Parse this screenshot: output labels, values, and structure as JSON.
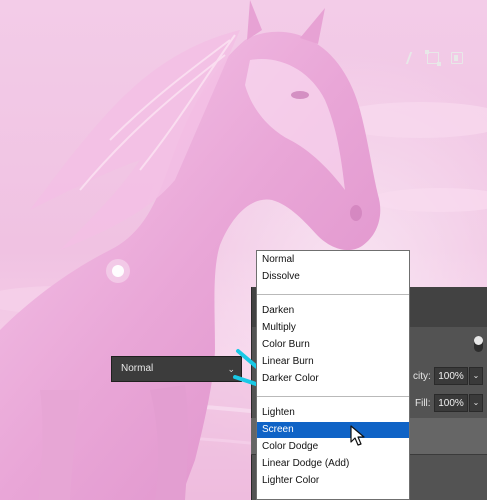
{
  "layers_panel": {
    "opacity_label": "city:",
    "opacity_value": "100%",
    "fill_label": "Fill:",
    "fill_value": "100%",
    "blend_select_value": "Normal"
  },
  "blend_menu": {
    "groups": [
      [
        "Normal",
        "Dissolve"
      ],
      [
        "Darken",
        "Multiply",
        "Color Burn",
        "Linear Burn",
        "Darker Color"
      ],
      [
        "Lighten",
        "Screen",
        "Color Dodge",
        "Linear Dodge (Add)",
        "Lighter Color"
      ]
    ],
    "selected": "Screen"
  },
  "colors": {
    "accent_highlight": "#0f63c6",
    "callout_line": "#19c9e6",
    "image_tint": "#f4c4e6"
  }
}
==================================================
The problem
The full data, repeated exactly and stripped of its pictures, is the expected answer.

Solution to the exercise
Parse this screenshot: output labels, values, and structure as JSON.
{
  "layers_panel": {
    "opacity_label": "city:",
    "opacity_value": "100%",
    "fill_label": "Fill:",
    "fill_value": "100%",
    "blend_select_value": "Normal"
  },
  "blend_menu": {
    "groups": [
      [
        "Normal",
        "Dissolve"
      ],
      [
        "Darken",
        "Multiply",
        "Color Burn",
        "Linear Burn",
        "Darker Color"
      ],
      [
        "Lighten",
        "Screen",
        "Color Dodge",
        "Linear Dodge (Add)",
        "Lighter Color"
      ]
    ],
    "selected": "Screen"
  },
  "colors": {
    "accent_highlight": "#0f63c6",
    "callout_line": "#19c9e6",
    "image_tint": "#f4c4e6"
  }
}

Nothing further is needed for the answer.